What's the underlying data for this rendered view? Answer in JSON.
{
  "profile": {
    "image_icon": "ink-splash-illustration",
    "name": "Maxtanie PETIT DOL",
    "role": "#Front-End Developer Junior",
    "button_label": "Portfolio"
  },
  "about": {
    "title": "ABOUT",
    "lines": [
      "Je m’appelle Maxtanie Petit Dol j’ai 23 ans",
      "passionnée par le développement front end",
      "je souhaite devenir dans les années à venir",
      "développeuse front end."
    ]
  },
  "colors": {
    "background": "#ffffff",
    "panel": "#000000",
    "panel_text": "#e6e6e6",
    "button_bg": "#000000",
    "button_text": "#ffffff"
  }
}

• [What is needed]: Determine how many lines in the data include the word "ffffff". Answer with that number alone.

• [Reply to the exercise]: 2